*** Block opens ***

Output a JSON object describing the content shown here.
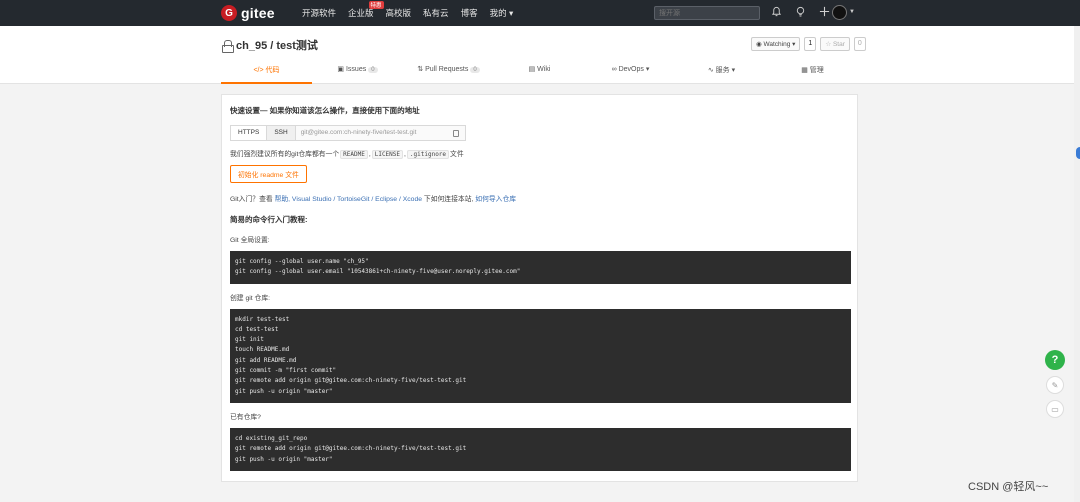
{
  "brand": {
    "logo_letter": "G",
    "name": "gitee"
  },
  "nav": {
    "links": [
      "开源软件",
      "企业版",
      "高校版",
      "私有云",
      "博客",
      "我的 ▾"
    ],
    "badge": "特惠",
    "search_placeholder": "搜开源"
  },
  "repo": {
    "title": "ch_95 / test测试",
    "watch_label": "Watching ▾",
    "watch_count": "1",
    "star_label": "☆ Star",
    "star_count": "0"
  },
  "tabs": [
    {
      "label": "</> 代码",
      "count": ""
    },
    {
      "label": "Issues",
      "count": "0"
    },
    {
      "label": "Pull Requests",
      "count": "0"
    },
    {
      "label": "Wiki",
      "count": ""
    },
    {
      "label": "DevOps ▾",
      "count": ""
    },
    {
      "label": "服务 ▾",
      "count": ""
    },
    {
      "label": "管理",
      "count": ""
    }
  ],
  "quick": {
    "heading": "快速设置— 如果你知道该怎么操作，直接使用下面的地址",
    "https": "HTTPS",
    "ssh": "SSH",
    "url": "git@gitee.com:ch-ninety-five/test-test.git",
    "recommend_prefix": "我们强烈建议所有的git仓库都有一个",
    "readme": "README",
    "license": "LICENSE",
    "gitignore": ".gitignore",
    "recommend_suffix": "文件",
    "init_button": "初始化 readme 文件",
    "help_prefix": "Git入门？查看",
    "help_link": "帮助",
    "help_tools": ", Visual Studio / TortoiseGit / Eclipse / Xcode",
    "help_mid": "下如何连接本站,",
    "help_import": "如何导入仓库"
  },
  "tutorial": {
    "heading": "简易的命令行入门教程:",
    "global_label": "Git 全局设置:",
    "global_code": [
      "git config --global user.name \"ch_95\"",
      "git config --global user.email \"10543861+ch-ninety-five@user.noreply.gitee.com\""
    ],
    "create_label": "创建 git 仓库:",
    "create_code": [
      "mkdir test-test",
      "cd test-test",
      "git init",
      "touch README.md",
      "git add README.md",
      "git commit -m \"first commit\"",
      "git remote add origin git@gitee.com:ch-ninety-five/test-test.git",
      "git push -u origin \"master\""
    ],
    "existing_label": "已有仓库?",
    "existing_code": [
      "cd existing_git_repo",
      "git remote add origin git@gitee.com:ch-ninety-five/test-test.git",
      "git push -u origin \"master\""
    ]
  },
  "floating": {
    "help": "?"
  },
  "watermark": "CSDN @轻风~~"
}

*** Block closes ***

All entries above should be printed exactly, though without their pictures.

▶ _Final answer_:
Output a JSON object describing the content shown here.
{
  "brand": {
    "logo_letter": "G",
    "name": "gitee"
  },
  "nav": {
    "links": [
      "开源软件",
      "企业版",
      "高校版",
      "私有云",
      "博客",
      "我的 ▾"
    ],
    "badge": "特惠",
    "search_placeholder": "搜开源"
  },
  "repo": {
    "title": "ch_95 / test测试",
    "watch_label": "Watching ▾",
    "watch_count": "1",
    "star_label": "☆ Star",
    "star_count": "0"
  },
  "tabs": [
    {
      "label": "</> 代码",
      "count": ""
    },
    {
      "label": "Issues",
      "count": "0"
    },
    {
      "label": "Pull Requests",
      "count": "0"
    },
    {
      "label": "Wiki",
      "count": ""
    },
    {
      "label": "DevOps ▾",
      "count": ""
    },
    {
      "label": "服务 ▾",
      "count": ""
    },
    {
      "label": "管理",
      "count": ""
    }
  ],
  "quick": {
    "heading": "快速设置— 如果你知道该怎么操作，直接使用下面的地址",
    "https": "HTTPS",
    "ssh": "SSH",
    "url": "git@gitee.com:ch-ninety-five/test-test.git",
    "recommend_prefix": "我们强烈建议所有的git仓库都有一个",
    "readme": "README",
    "license": "LICENSE",
    "gitignore": ".gitignore",
    "recommend_suffix": "文件",
    "init_button": "初始化 readme 文件",
    "help_prefix": "Git入门？查看",
    "help_link": "帮助",
    "help_tools": ", Visual Studio / TortoiseGit / Eclipse / Xcode",
    "help_mid": "下如何连接本站,",
    "help_import": "如何导入仓库"
  },
  "tutorial": {
    "heading": "简易的命令行入门教程:",
    "global_label": "Git 全局设置:",
    "global_code": [
      "git config --global user.name \"ch_95\"",
      "git config --global user.email \"10543861+ch-ninety-five@user.noreply.gitee.com\""
    ],
    "create_label": "创建 git 仓库:",
    "create_code": [
      "mkdir test-test",
      "cd test-test",
      "git init",
      "touch README.md",
      "git add README.md",
      "git commit -m \"first commit\"",
      "git remote add origin git@gitee.com:ch-ninety-five/test-test.git",
      "git push -u origin \"master\""
    ],
    "existing_label": "已有仓库?",
    "existing_code": [
      "cd existing_git_repo",
      "git remote add origin git@gitee.com:ch-ninety-five/test-test.git",
      "git push -u origin \"master\""
    ]
  },
  "floating": {
    "help": "?"
  },
  "watermark": "CSDN @轻风~~"
}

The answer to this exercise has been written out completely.